The Mourning for President Lincoln in Broadway, New YorkThe Illustrated London News, vol. 46, no. 1314, p. 462.
May 13, 1865
BROADWAY, NEW YORK.
The aspect of the principal streets in the city of New York for two or three days after the news of the death of President Lincoln was full of signs of public grief and consternation. Our New York correspondent sends a sketch of the appearance of Broadway on the 18th ult., which is reproduced in our Engraving. He observes that this sad scene afforded a striking contrast to that which had been displayed in the same city immediately before. "For several days previously," he says, "New York had presented quite a carnival appearance; for the surrender of Lee with his army was hailed as the harbinger of peace, which has so long been earnestly desired by the mass of the people. The great thoroughfares of the city were all a-flutter with flags, and one or two days of this week were to have been devoted to the celebration of the recent successes with which the Federal arms had been crowned. But Easter Sunday dawned upon a city dark and sepulchral as a city of the dead. Scarce a house in it but has been draped in the deepest mourning since three days ago, when the news of the great national calamity fell like a thunderbolt upon the whole American community. Long festoons of black and white muslin are drooping sadly everywhere, and even the gay show-cases that stand outside the shop doors are dressed with funereal rosettes.
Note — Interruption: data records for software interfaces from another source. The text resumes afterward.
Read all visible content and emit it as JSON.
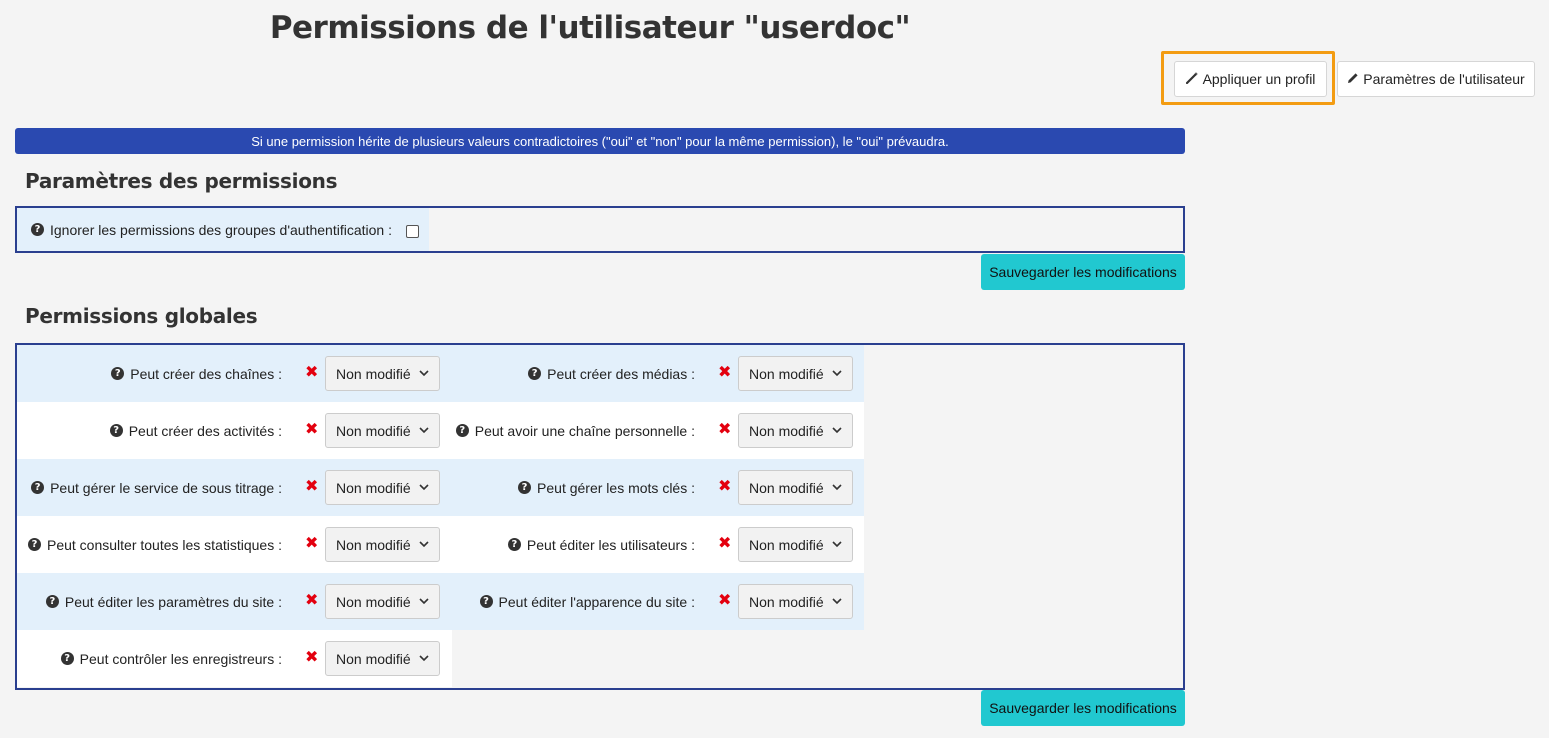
{
  "header": {
    "title": "Permissions de l'utilisateur \"userdoc\"",
    "apply_profile_label": "Appliquer un profil",
    "user_params_label": "Paramètres de l'utilisateur"
  },
  "banner": {
    "text": "Si une permission hérite de plusieurs valeurs contradictoires (\"oui\" et \"non\" pour la même permission), le \"oui\" prévaudra."
  },
  "settings_section": {
    "title": "Paramètres des permissions",
    "ignore_label": "Ignorer les permissions des groupes d'authentification :",
    "ignore_checked": false,
    "save_label": "Sauvegarder les modifications"
  },
  "global_section": {
    "title": "Permissions globales",
    "save_label": "Sauvegarder les modifications",
    "permissions": [
      {
        "label": "Peut créer des chaînes :",
        "value": "Non modifié"
      },
      {
        "label": "Peut créer des médias :",
        "value": "Non modifié"
      },
      {
        "label": "Peut créer des activités :",
        "value": "Non modifié"
      },
      {
        "label": "Peut avoir une chaîne personnelle :",
        "value": "Non modifié"
      },
      {
        "label": "Peut gérer le service de sous titrage :",
        "value": "Non modifié"
      },
      {
        "label": "Peut gérer les mots clés :",
        "value": "Non modifié"
      },
      {
        "label": "Peut consulter toutes les statistiques :",
        "value": "Non modifié"
      },
      {
        "label": "Peut éditer les utilisateurs :",
        "value": "Non modifié"
      },
      {
        "label": "Peut éditer les paramètres du site :",
        "value": "Non modifié"
      },
      {
        "label": "Peut éditer l'apparence du site :",
        "value": "Non modifié"
      },
      {
        "label": "Peut contrôler les enregistreurs :",
        "value": "Non modifié"
      }
    ]
  },
  "icons": {
    "help": "question-circle-icon",
    "deny": "x-mark-icon",
    "wand": "magic-wand-icon",
    "pencil": "pencil-icon"
  },
  "colors": {
    "banner": "#2a49b0",
    "save_button": "#21c8d0",
    "highlight": "#f39c12",
    "deny": "#e3000f"
  }
}
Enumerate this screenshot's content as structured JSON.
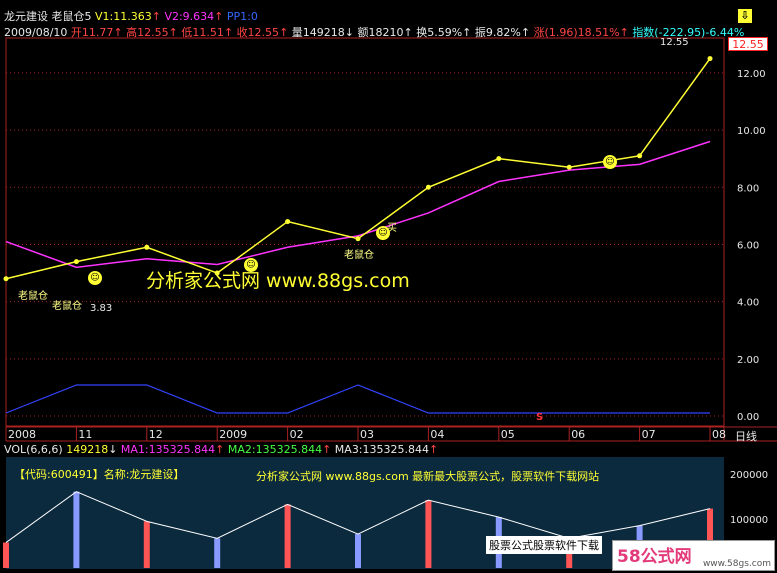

Street boys are selling little mourning badges, consisting of ambrotype likenesses of the murdered chief magistrate, tied up with knots of crape." Another correspondent says, "there still seems no desire to resume business until after the funeral of the lamented President. Each hour increases the gloomy appearance of the city. In every street the houses are decked with crape, with portraits of Mr. Lincoln hung about with garlands entwined with black, while in many places huge black crosses are in the windows of houses winch remain closed all day, seemingly deserted. It is inexpressibly sad, this outward show of grief; while that it is sincere is proved by the gloomy looks, the tearful eyes, of those who are to be met in the streets. In many places the decorations, though sombre, are exceedingly picturesque, the dark tones being relieved by the bright red and blue of the national colours entwined with crape. The public buildings are many of them hung from dome to basement with long folds of black cloth disposed most artistically; and, as these buildings are of white marble, the effect may be imagined. On Broadway some of the stores are thus decorated, while others have huge palls hanging from the roof to the street. All is dark, gloomy, grand. The expression of grief is, I dare assert, the most universal, most sincere, most impressive ever witnessed."